Task statement:
Return, from the data that follows, each line that holds the word "title".

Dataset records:
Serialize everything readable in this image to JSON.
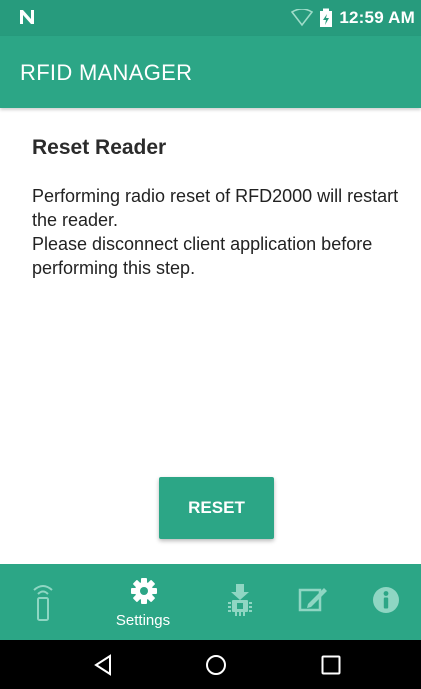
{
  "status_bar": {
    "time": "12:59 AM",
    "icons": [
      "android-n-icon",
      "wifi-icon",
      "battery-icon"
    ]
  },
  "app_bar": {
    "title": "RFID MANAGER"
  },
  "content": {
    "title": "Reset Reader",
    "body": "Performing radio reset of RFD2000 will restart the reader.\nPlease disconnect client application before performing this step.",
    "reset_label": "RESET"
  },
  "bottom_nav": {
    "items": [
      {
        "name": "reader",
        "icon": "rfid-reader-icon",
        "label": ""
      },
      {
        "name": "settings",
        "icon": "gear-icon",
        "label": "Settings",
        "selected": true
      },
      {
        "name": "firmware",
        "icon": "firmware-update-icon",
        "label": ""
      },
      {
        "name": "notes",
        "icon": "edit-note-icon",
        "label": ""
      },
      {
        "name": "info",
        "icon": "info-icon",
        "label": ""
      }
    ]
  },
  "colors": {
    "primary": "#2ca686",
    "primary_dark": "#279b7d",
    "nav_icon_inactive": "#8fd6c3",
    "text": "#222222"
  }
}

Response to the exercise:
    "title": "RFID MANAGER"
    "title": "Reset Reader",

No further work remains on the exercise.